## EXERCISE
Pick out every line of the entries below where "icon" occurs, and copy those lines.

## AVAILABLE DATA
◆ ◆ ◆ ◆

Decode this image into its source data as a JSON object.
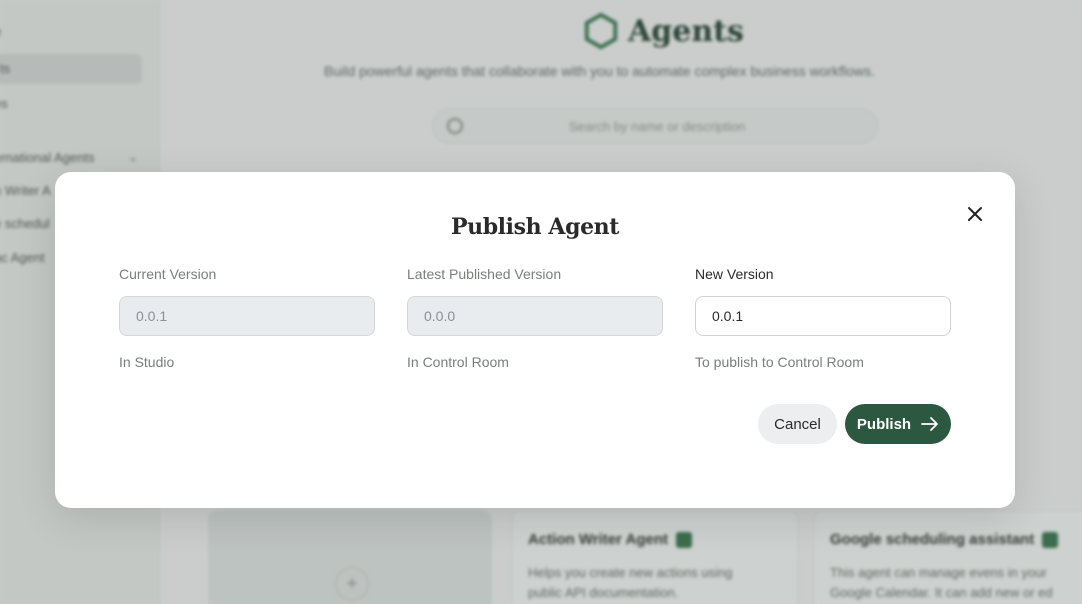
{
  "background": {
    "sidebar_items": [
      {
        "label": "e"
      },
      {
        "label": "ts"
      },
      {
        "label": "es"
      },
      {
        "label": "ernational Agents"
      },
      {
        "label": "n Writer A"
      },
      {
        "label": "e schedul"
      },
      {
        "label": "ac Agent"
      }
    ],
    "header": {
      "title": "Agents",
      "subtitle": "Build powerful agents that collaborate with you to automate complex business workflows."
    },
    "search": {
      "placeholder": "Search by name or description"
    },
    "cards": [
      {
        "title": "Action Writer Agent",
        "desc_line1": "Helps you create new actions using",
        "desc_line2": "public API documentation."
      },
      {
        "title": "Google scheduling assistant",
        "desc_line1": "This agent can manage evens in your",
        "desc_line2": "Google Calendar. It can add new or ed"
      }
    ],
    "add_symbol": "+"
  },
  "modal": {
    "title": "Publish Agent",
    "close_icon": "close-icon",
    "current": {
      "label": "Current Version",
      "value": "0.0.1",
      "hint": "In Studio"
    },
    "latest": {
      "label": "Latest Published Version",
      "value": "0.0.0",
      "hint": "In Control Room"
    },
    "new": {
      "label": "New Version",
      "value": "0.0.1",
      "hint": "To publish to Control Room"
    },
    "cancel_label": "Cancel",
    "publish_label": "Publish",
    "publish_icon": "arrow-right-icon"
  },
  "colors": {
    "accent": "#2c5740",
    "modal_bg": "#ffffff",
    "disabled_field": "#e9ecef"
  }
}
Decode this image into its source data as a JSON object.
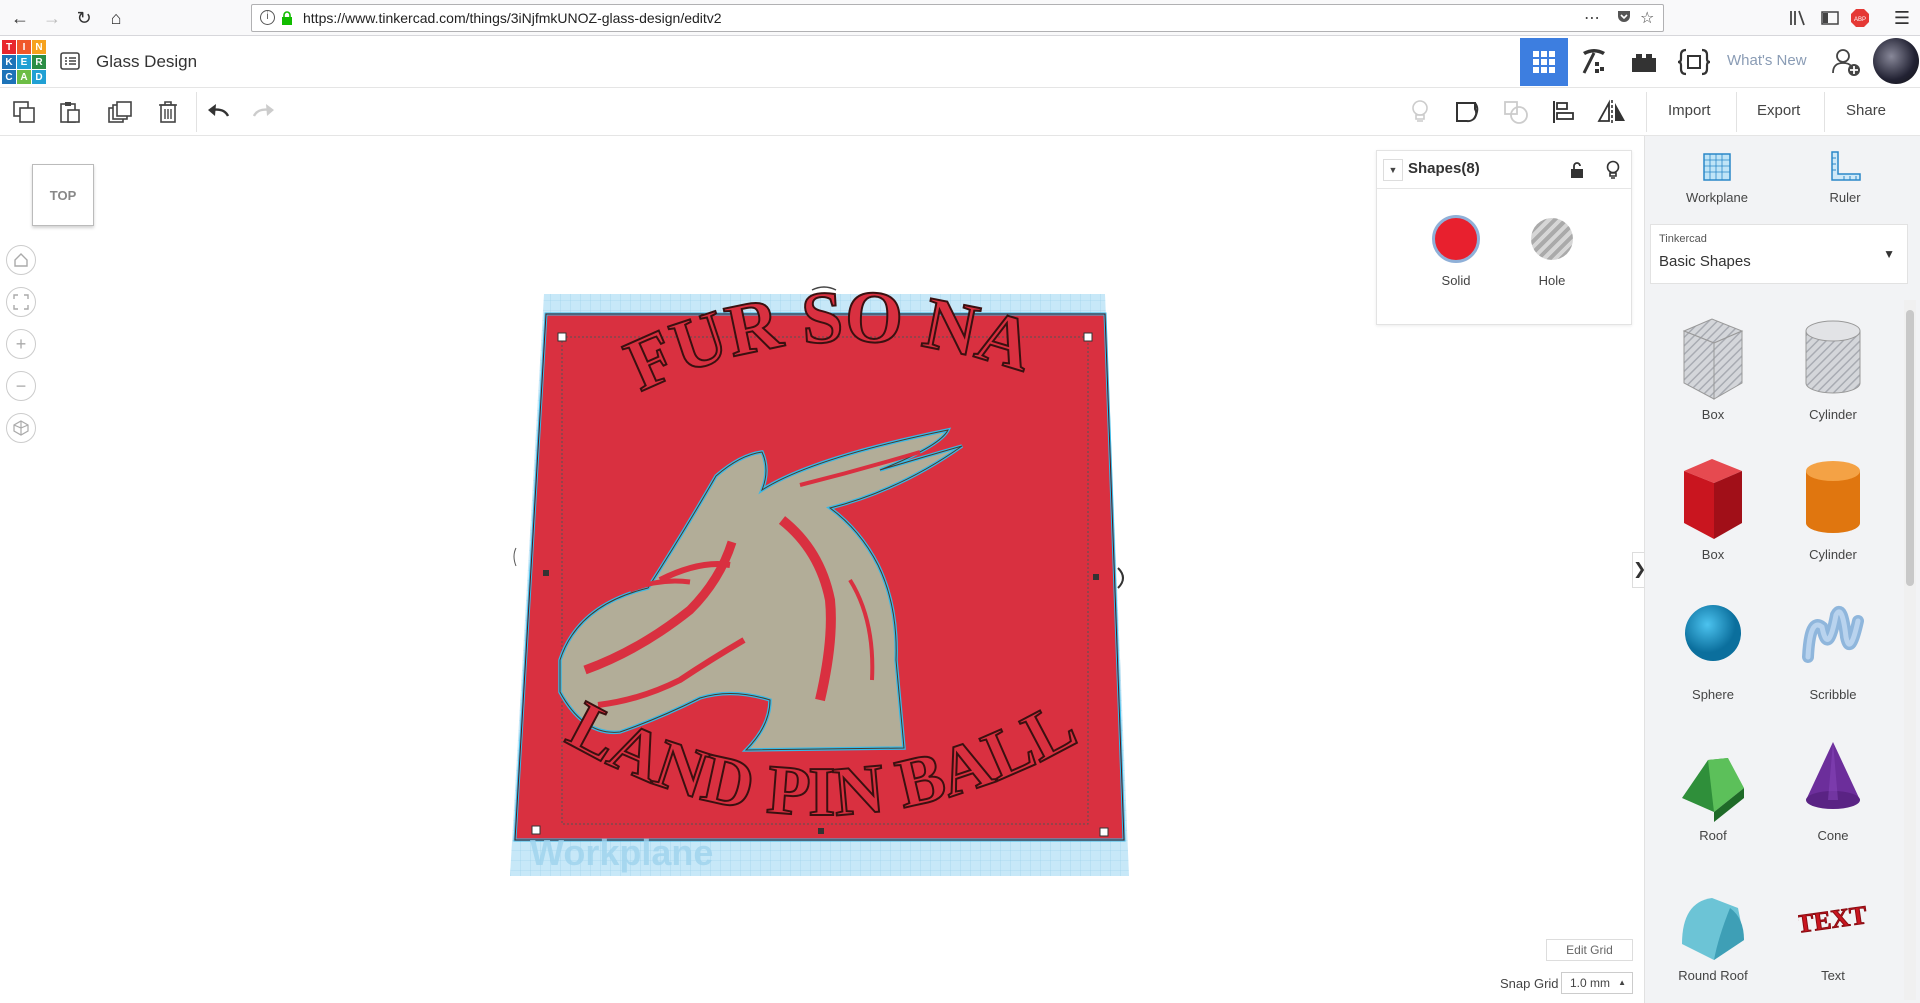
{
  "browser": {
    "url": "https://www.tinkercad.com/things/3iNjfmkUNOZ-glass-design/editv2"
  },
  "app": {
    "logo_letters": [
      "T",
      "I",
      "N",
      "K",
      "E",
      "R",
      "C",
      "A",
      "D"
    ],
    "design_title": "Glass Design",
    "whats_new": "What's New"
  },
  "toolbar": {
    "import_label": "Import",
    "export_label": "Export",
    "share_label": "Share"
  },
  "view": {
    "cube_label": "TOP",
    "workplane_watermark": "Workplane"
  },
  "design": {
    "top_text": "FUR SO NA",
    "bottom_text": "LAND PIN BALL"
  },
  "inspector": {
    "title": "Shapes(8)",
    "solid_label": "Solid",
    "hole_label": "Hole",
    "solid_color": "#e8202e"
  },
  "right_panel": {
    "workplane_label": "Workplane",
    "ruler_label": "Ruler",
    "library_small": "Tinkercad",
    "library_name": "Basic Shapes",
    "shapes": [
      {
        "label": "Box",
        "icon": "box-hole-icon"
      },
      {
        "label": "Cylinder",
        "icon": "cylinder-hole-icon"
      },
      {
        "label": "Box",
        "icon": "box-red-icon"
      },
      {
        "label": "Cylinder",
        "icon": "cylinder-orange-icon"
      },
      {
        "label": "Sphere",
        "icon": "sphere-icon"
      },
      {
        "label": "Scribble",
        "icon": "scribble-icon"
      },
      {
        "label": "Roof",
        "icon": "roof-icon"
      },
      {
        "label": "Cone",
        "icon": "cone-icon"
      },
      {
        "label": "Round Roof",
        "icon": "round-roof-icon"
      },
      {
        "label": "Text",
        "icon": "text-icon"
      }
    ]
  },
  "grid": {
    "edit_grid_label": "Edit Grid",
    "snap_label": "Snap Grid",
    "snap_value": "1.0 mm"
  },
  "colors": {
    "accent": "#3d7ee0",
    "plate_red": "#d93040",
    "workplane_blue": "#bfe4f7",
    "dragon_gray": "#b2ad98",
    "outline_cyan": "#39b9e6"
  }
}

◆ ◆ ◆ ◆

## COMPLETED EXERCISE
    "close_icon": "close-icon",
    "publish_icon": "arrow-right-icon"
        "icon": "box-hole-icon"
        "icon": "cylinder-hole-icon"
        "icon": "box-red-icon"
        "icon": "cylinder-orange-icon"
        "icon": "sphere-icon"
        "icon": "scribble-icon"
        "icon": "roof-icon"
        "icon": "cone-icon"
        "icon": "round-roof-icon"
        "icon": "text-icon"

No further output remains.